What To Know About Joint & Several Liability
Married couples who file a joint tax return can have a distinct financial advantage over those who file separately. However, when a married couple files a joint return, each spouse takes on full responsibility for the entire tax liability. This state of affairs is referred to as joint and several liability.
In cases where the joint return is error-free and neither spouse has a preexisting tax liability, this represents an optimal filing status. Problems can arise, however, when a joint return includes erroneous items attributable to one spouse. If a taxpayer can prove that a tax liability was brought about exclusively through the actions of his or her spouse, that taxpayer may be eligible for innocent spouse relief.
When a joint return has an understated tax liability (deficiency) due to erroneous items completely attributable to a taxpayer’s spouse or former spouse, innocent spouse relief is a viable resolution strategy.
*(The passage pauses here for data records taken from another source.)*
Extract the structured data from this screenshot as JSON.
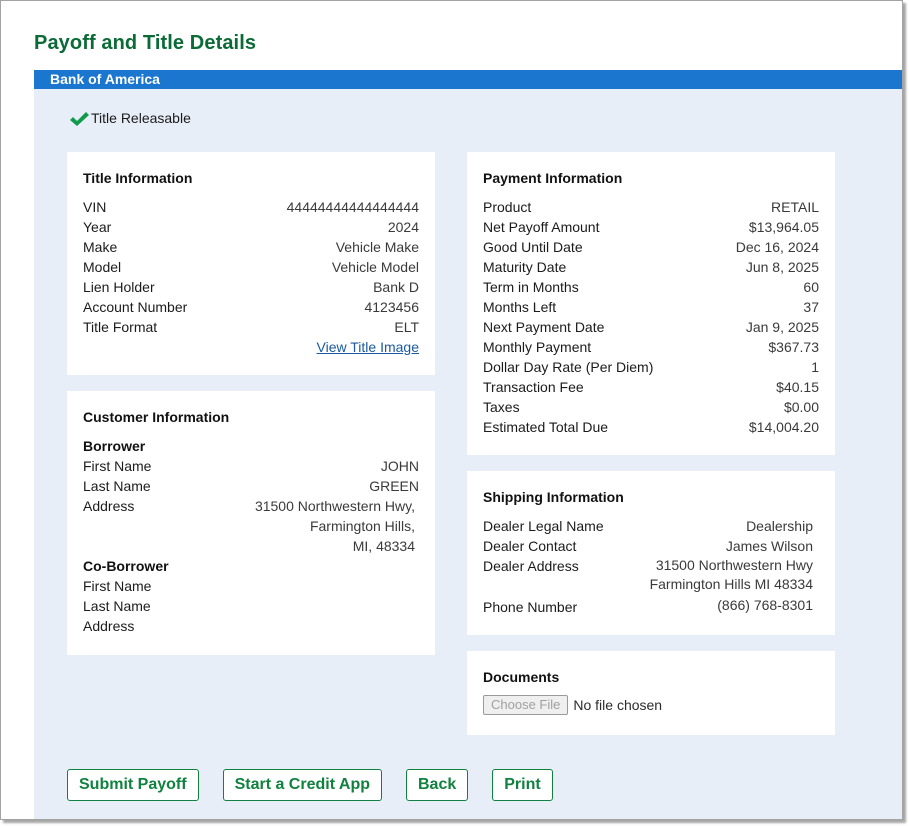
{
  "page": {
    "title": "Payoff and Title Details",
    "bank_name": "Bank of America",
    "status_text": "Title Releasable",
    "colors": {
      "title_green": "#0b6b36",
      "band_blue": "#1a76cf",
      "content_bg": "#e7eef7",
      "check_green": "#109a4a",
      "button_green": "#10813f",
      "link_blue": "#1b5a9e"
    }
  },
  "title_info": {
    "heading": "Title Information",
    "rows": [
      {
        "label": "VIN",
        "value": "44444444444444444"
      },
      {
        "label": "Year",
        "value": "2024"
      },
      {
        "label": "Make",
        "value": "Vehicle Make"
      },
      {
        "label": "Model",
        "value": "Vehicle Model"
      },
      {
        "label": "Lien Holder",
        "value": "Bank D"
      },
      {
        "label": "Account Number",
        "value": "4123456"
      },
      {
        "label": "Title Format",
        "value": "ELT"
      }
    ],
    "link": "View Title Image"
  },
  "customer_info": {
    "heading": "Customer Information",
    "borrower": {
      "heading": "Borrower",
      "first_name_label": "First Name",
      "first_name": "JOHN",
      "last_name_label": "Last Name",
      "last_name": "GREEN",
      "address_label": "Address",
      "address_lines": [
        "31500 Northwestern Hwy,",
        "Farmington Hills,",
        "MI, 48334"
      ]
    },
    "co_borrower": {
      "heading": "Co-Borrower",
      "first_name_label": "First Name",
      "first_name": "",
      "last_name_label": "Last Name",
      "last_name": "",
      "address_label": "Address",
      "address": ""
    }
  },
  "payment_info": {
    "heading": "Payment Information",
    "rows": [
      {
        "label": "Product",
        "value": "RETAIL"
      },
      {
        "label": "Net Payoff Amount",
        "value": "$13,964.05"
      },
      {
        "label": "Good Until Date",
        "value": "Dec 16, 2024"
      },
      {
        "label": "Maturity Date",
        "value": "Jun 8, 2025"
      },
      {
        "label": "Term in Months",
        "value": "60"
      },
      {
        "label": "Months Left",
        "value": "37"
      },
      {
        "label": "Next Payment Date",
        "value": "Jan 9, 2025"
      },
      {
        "label": "Monthly Payment",
        "value": "$367.73"
      },
      {
        "label": "Dollar Day Rate (Per Diem)",
        "value": "1"
      },
      {
        "label": "Transaction Fee",
        "value": "$40.15"
      },
      {
        "label": "Taxes",
        "value": "$0.00"
      },
      {
        "label": "Estimated Total Due",
        "value": "$14,004.20"
      }
    ]
  },
  "shipping_info": {
    "heading": "Shipping Information",
    "dealer_legal_name_label": "Dealer Legal Name",
    "dealer_legal_name": "Dealership",
    "dealer_contact_label": "Dealer Contact",
    "dealer_contact": "James Wilson",
    "dealer_address_label": "Dealer Address",
    "dealer_address_lines": [
      "31500 Northwestern Hwy",
      "Farmington Hills MI 48334"
    ],
    "phone_label": "Phone Number",
    "phone": "(866) 768-8301"
  },
  "documents": {
    "heading": "Documents",
    "choose_file_label": "Choose File",
    "file_status": "No file chosen"
  },
  "actions": {
    "submit_payoff": "Submit Payoff",
    "start_credit_app": "Start a Credit App",
    "back": "Back",
    "print": "Print"
  }
}
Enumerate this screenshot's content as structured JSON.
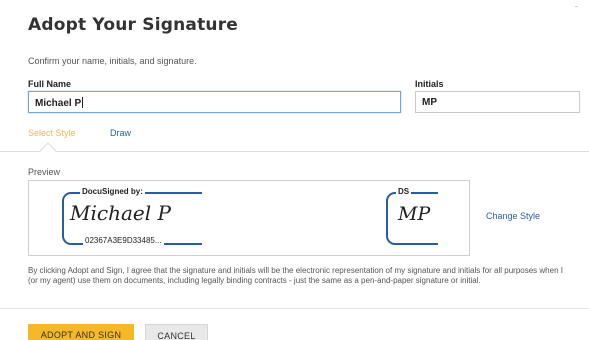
{
  "dialog": {
    "title": "Adopt Your Signature",
    "subtitle": "Confirm your name, initials, and signature.",
    "close_glyph": "ˉ"
  },
  "form": {
    "full_name_label": "Full Name",
    "full_name_value": "Michael P",
    "initials_label": "Initials",
    "initials_value": "MP"
  },
  "tabs": [
    {
      "label": "Select Style",
      "active": true
    },
    {
      "label": "Draw",
      "active": false
    }
  ],
  "preview": {
    "label": "Preview",
    "signature_header": "DocuSigned by:",
    "signature_text": "Michael P",
    "signature_id": "02367A3E9D33485...",
    "initials_header": "DS",
    "initials_text": "MP",
    "change_style_label": "Change Style"
  },
  "legal_text": "By clicking Adopt and Sign, I agree that the signature and initials will be the electronic representation of my signature and initials for all purposes when I (or my agent) use them on documents, including legally binding contracts - just the same as a pen-and-paper signature or initial.",
  "actions": {
    "adopt_label": "ADOPT AND SIGN",
    "cancel_label": "CANCEL"
  },
  "colors": {
    "accent_tab": "#f2b84b",
    "link": "#2a5f9e",
    "primary_button": "#f5b826",
    "signature_frame": "#2b5c9e"
  }
}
Erroneous items include omitted income, incorrectly claimed deductions or credits, and incorrect property bases, among others.
How to Qualify for Innocent Spouse Relief
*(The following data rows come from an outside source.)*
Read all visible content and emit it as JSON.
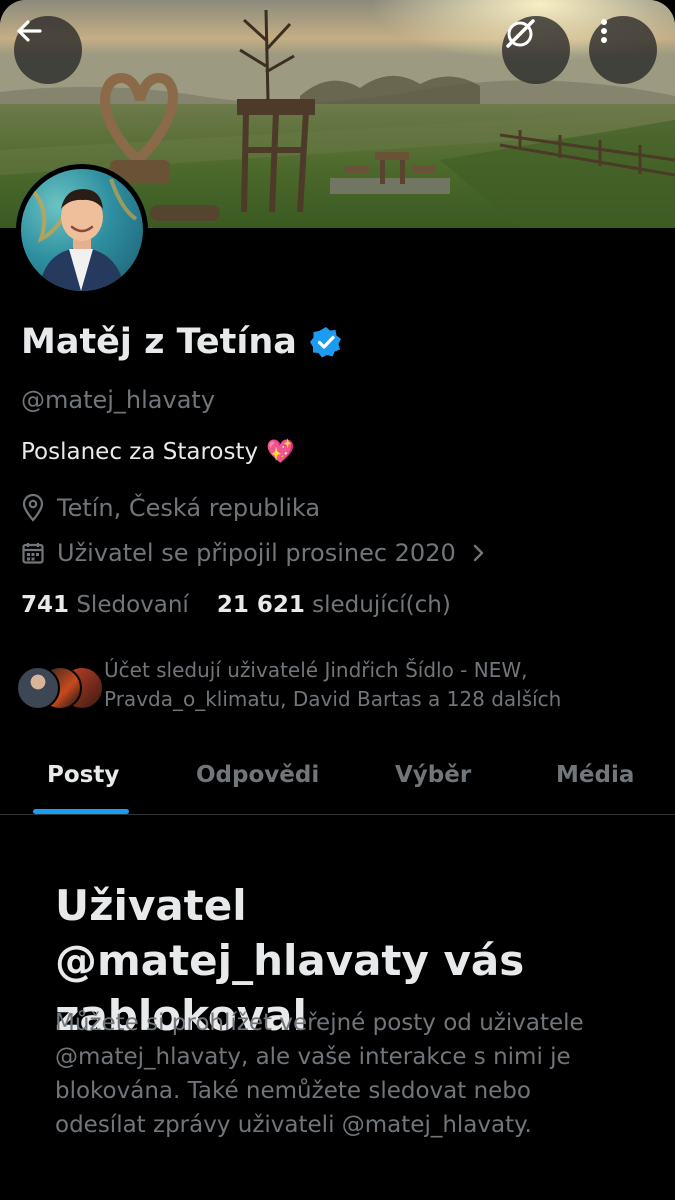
{
  "colors": {
    "background": "#000000",
    "text_primary": "#e7e9ea",
    "text_secondary": "#71767b",
    "accent": "#1d9bf0",
    "verified": "#1d9bf0"
  },
  "header": {
    "back_icon": "arrow-left-icon",
    "grok_icon": "grok-icon",
    "more_icon": "more-vertical-icon"
  },
  "profile": {
    "name": "Matěj z Tetína",
    "verified_icon": "verified-badge-icon",
    "handle": "@matej_hlavaty",
    "bio": "Poslanec za Starosty",
    "bio_emoji": "💖",
    "location": "Tetín, Česká republika",
    "joined": "Uživatel se připojil prosinec 2020",
    "following_count": "741",
    "following_label": "Sledovaní",
    "followers_count": "21 621",
    "followers_label": "sledující(ch)",
    "followed_by": "Účet sledují uživatelé Jindřich Šídlo - NEW, Pravda_o_klimatu, David Bartas a 128 dalších"
  },
  "tabs": [
    {
      "label": "Posty",
      "active": true
    },
    {
      "label": "Odpovědi",
      "active": false
    },
    {
      "label": "Výběr",
      "active": false
    },
    {
      "label": "Média",
      "active": false
    }
  ],
  "blocked": {
    "title": "Uživatel @matej_hlavaty vás zablokoval",
    "description": "Můžete si prohlížet veřejné posty od uživatele @matej_hlavaty, ale vaše interakce s nimi je blokována. Také nemůžete sledovat nebo odesílat zprávy uživateli @matej_hlavaty."
  }
}
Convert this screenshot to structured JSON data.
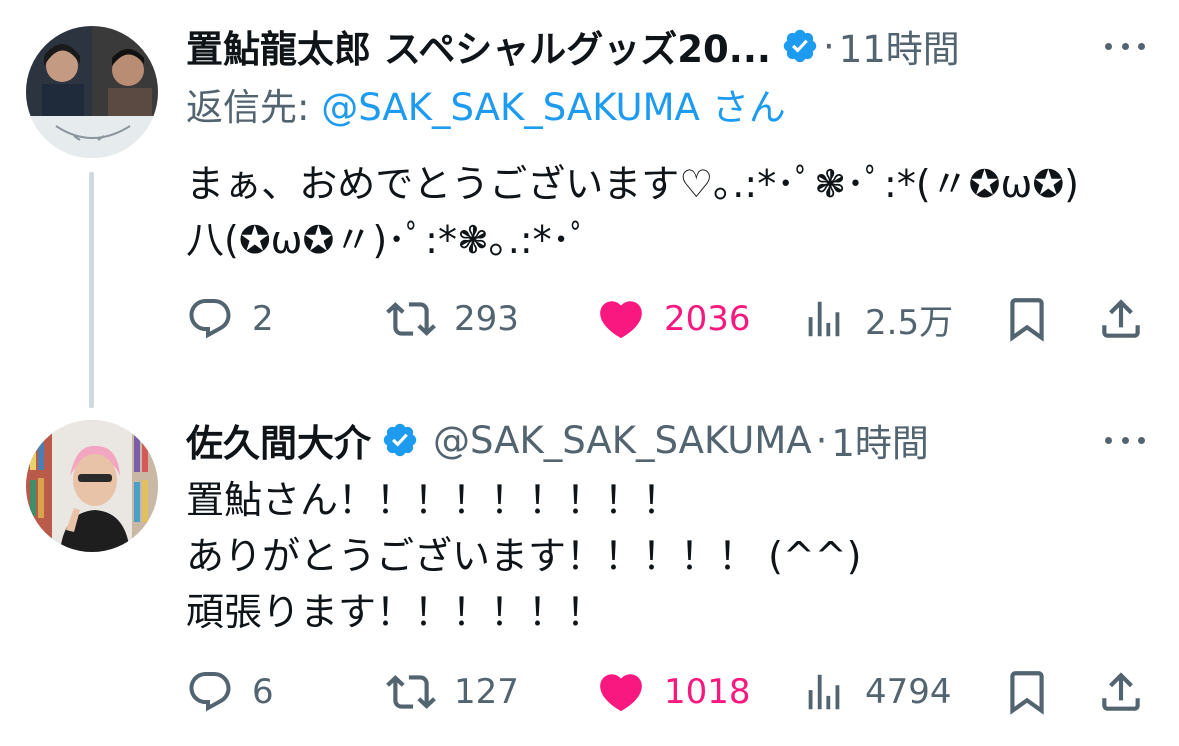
{
  "tweets": [
    {
      "author_name": "置鮎龍太郎 スペシャルグッズ20...",
      "dot": "·",
      "time": "11時間",
      "reply_prefix": "返信先: ",
      "reply_mention": "@SAK_SAK_SAKUMA",
      "reply_suffix": "さん",
      "text": "まぁ、おめでとうございます♡｡.:*･ﾟ❃･ﾟ:*(〃✪ω✪)\n八(✪ω✪〃)･ﾟ:*❃｡.:*･ﾟ",
      "replies": "2",
      "retweets": "293",
      "likes": "2036",
      "views": "2.5万"
    },
    {
      "author_name": "佐久間大介",
      "handle": "@SAK_SAK_SAKUMA",
      "dot": "·",
      "time": "1時間",
      "text": "置鮎さん！！！！！！！！！\nありがとうございます！！！！！ (^^)\n頑張ります！！！！！！",
      "replies": "6",
      "retweets": "127",
      "likes": "1018",
      "views": "4794"
    }
  ],
  "colors": {
    "accent": "#1d9bf0",
    "like": "#f91880",
    "muted": "#536471",
    "thread_line": "#cfd9de"
  },
  "icons": [
    "reply-icon",
    "retweet-icon",
    "like-icon",
    "views-icon",
    "bookmark-icon",
    "share-icon",
    "verified-badge-icon",
    "more-icon"
  ]
}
Taxpayers must meet the following conditions in order to claim innocent spouse relief for an otherwise joint tax liability:
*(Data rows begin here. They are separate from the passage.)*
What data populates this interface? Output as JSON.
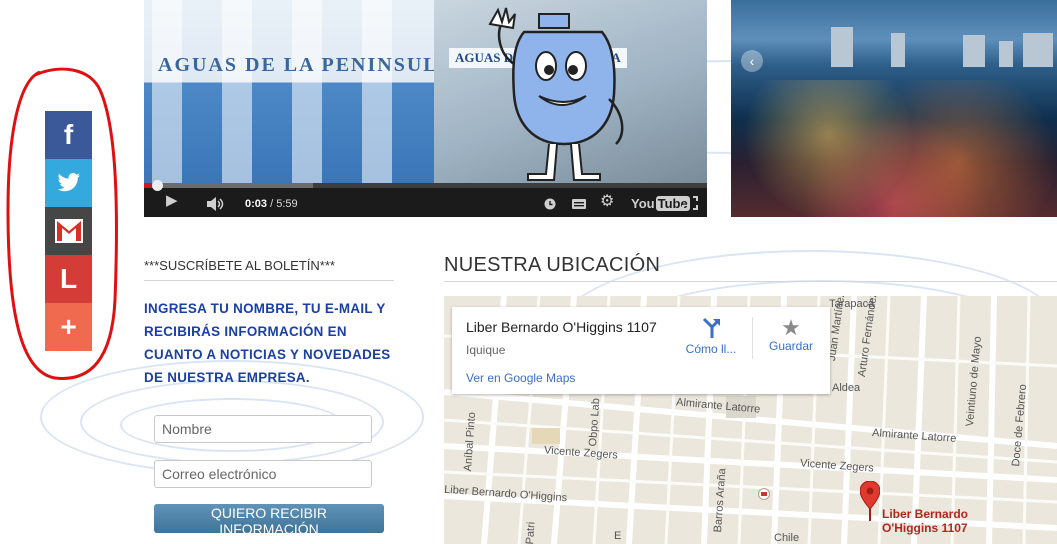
{
  "share_bar": {
    "buttons": [
      {
        "name": "facebook",
        "glyph": "f",
        "color": "#3b5998"
      },
      {
        "name": "twitter",
        "glyph": "twitter-bird",
        "color": "#33a9dd"
      },
      {
        "name": "gmail",
        "glyph": "M",
        "color": "#464646"
      },
      {
        "name": "l",
        "glyph": "L",
        "color": "#d43d37"
      },
      {
        "name": "more",
        "glyph": "+",
        "color": "#f06a4f"
      }
    ],
    "highlight_color": "#e01010"
  },
  "video": {
    "sign_text": "AGUAS DE LA PENINSULA",
    "sign_text_2": "AGUAS DE LA PENINSULA",
    "time_current": "0:03",
    "time_total": "5:59",
    "progress_fraction": 0.01,
    "buffered_fraction": 0.3,
    "youtube_label": "You",
    "youtube_label_tube": "Tube"
  },
  "newsletter": {
    "title": "***SUSCRÍBETE AL BOLETÍN***",
    "text": "INGRESA TU NOMBRE, TU E-MAIL Y RECIBIRÁS INFORMACIÓN EN CUANTO A NOTICIAS Y NOVEDADES DE NUESTRA EMPRESA.",
    "name_placeholder": "Nombre",
    "email_placeholder": "Correo electrónico",
    "button_label": "QUIERO RECIBIR INFORMACIÓN"
  },
  "location": {
    "title": "NUESTRA UBICACIÓN",
    "card_title": "Liber Bernardo O'Higgins 1107",
    "card_subtitle": "Iquique",
    "card_link": "Ver en Google Maps",
    "directions_label": "Cómo ll...",
    "save_label": "Guardar",
    "pin_label_line1": "Liber Bernardo",
    "pin_label_line2": "O'Higgins 1107",
    "streets": {
      "tarapaca": "Tarapacá",
      "arturo_fernandez": "Arturo Fernández",
      "juan_martinez": "Juan Martínez",
      "veintiuno_de_mayo": "Veintiuno de Mayo",
      "doce_de_febrero": "Doce de Febrero",
      "aldea": "Aldea",
      "almirante_latorre_1": "Almirante Latorre",
      "almirante_latorre_2": "Almirante Latorre",
      "vicente_zegers_1": "Vicente Zegers",
      "vicente_zegers_2": "Vicente Zegers",
      "liber_bernardo_ohiggins": "Liber Bernardo O'Higgins",
      "anibal_pinto": "Aníbal Pinto",
      "obispo_labbe": "Obpo Lab",
      "barros_arana": "Barros Araña",
      "patricio_lynch": "Patri",
      "chile": "Chile",
      "short_e": "E"
    }
  }
}
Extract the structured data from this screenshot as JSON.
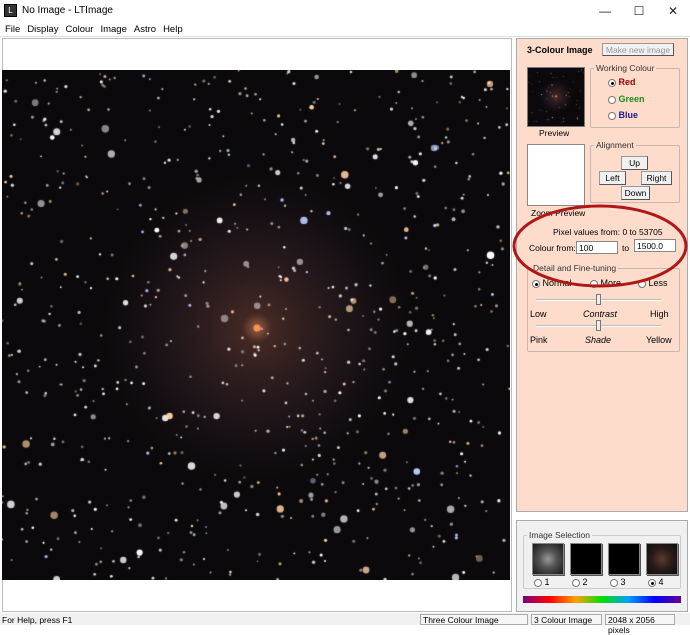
{
  "window": {
    "title": "No Image - LTImage",
    "minimize": "—",
    "maximize": "☐",
    "close": "✕"
  },
  "menu": [
    "File",
    "Display",
    "Colour",
    "Image",
    "Astro",
    "Help"
  ],
  "panel": {
    "title": "3-Colour Image",
    "make_new": "Make new image",
    "preview_label": "Preview",
    "working_colour": {
      "label": "Working Colour",
      "options": [
        {
          "label": "Red",
          "color": "#9b0000",
          "selected": true
        },
        {
          "label": "Green",
          "color": "#1a8a1a",
          "selected": false
        },
        {
          "label": "Blue",
          "color": "#1a1a8a",
          "selected": false
        }
      ]
    },
    "alignment": {
      "label": "Alignment",
      "up": "Up",
      "left": "Left",
      "right": "Right",
      "down": "Down"
    },
    "zoom_preview_label": "Zoom Preview",
    "pixel_values": "Pixel values from: 0 to 53705",
    "colour_from_label": "Colour from:",
    "colour_from": "100",
    "to_label": "to",
    "colour_to": "1500.0",
    "detail": {
      "label": "Detail and Fine-tuning",
      "options": [
        {
          "label": "Normal",
          "selected": true
        },
        {
          "label": "More",
          "selected": false
        },
        {
          "label": "Less",
          "selected": false
        }
      ],
      "contrast": {
        "low": "Low",
        "name": "Contrast",
        "high": "High",
        "value": 0.5
      },
      "shade": {
        "low": "Pink",
        "name": "Shade",
        "high": "Yellow",
        "value": 0.5
      }
    }
  },
  "image_selection": {
    "label": "Image Selection",
    "items": [
      {
        "label": "1",
        "selected": false
      },
      {
        "label": "2",
        "selected": false
      },
      {
        "label": "3",
        "selected": false
      },
      {
        "label": "4",
        "selected": true
      }
    ]
  },
  "status": {
    "help": "For Help, press F1",
    "mode": "Three Colour Image",
    "type": "3 Colour Image",
    "size": "2048 x 2056 pixels"
  }
}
- The relief must be requested no more than two years after the IRS begins collection actions for the debt.
- The tax deficiency appearing on the joint return must be exclusively attributable to the taxpayer’s spouse.
- The taxpayer must demonstrate that he or she had no awareness — and had no reason to be aware of — the tax deficiency attributable to the spouse.
- Holding the taxpayer liable for the tax deficiency would be unfair given all relevant facts and circumstances present in the case.
The Difference Between an Injured Spouse and an Innocent Spouse
If you’re searching for information about innocent spouse relief, you may come across the term injured spouse at one point or another. Although they are often mixed up, the terms innocent spouse and injured spouse should not be used interchangeably.
For purposes of clarification, an injured spouse claim seeks allocation of a refund of a joint return, while an innocent spouse claim seeks relief or allocation on the joint and several liability of a joint return. You’re an injured spouse if all or part of your share of a refund from a joint return was or will be applied against the past-due separate debts (e.g. federal or state tax, child or spousal support, or federal non-tax debt such as a student loan) owed by your spouse. If you’re an injured spouse, you may be entitled to recoup your share of the refund.
Our goal at Boxelder Consulting is to find the resolution strategies that provide the best results for you in the shortest amount of time. If you’re considering utilizing innocent spouse relief, reach out to our team of licensed tax professionals — we can review your case, file the necessary paperwork, and negotiate directly with the IRS on your behalf.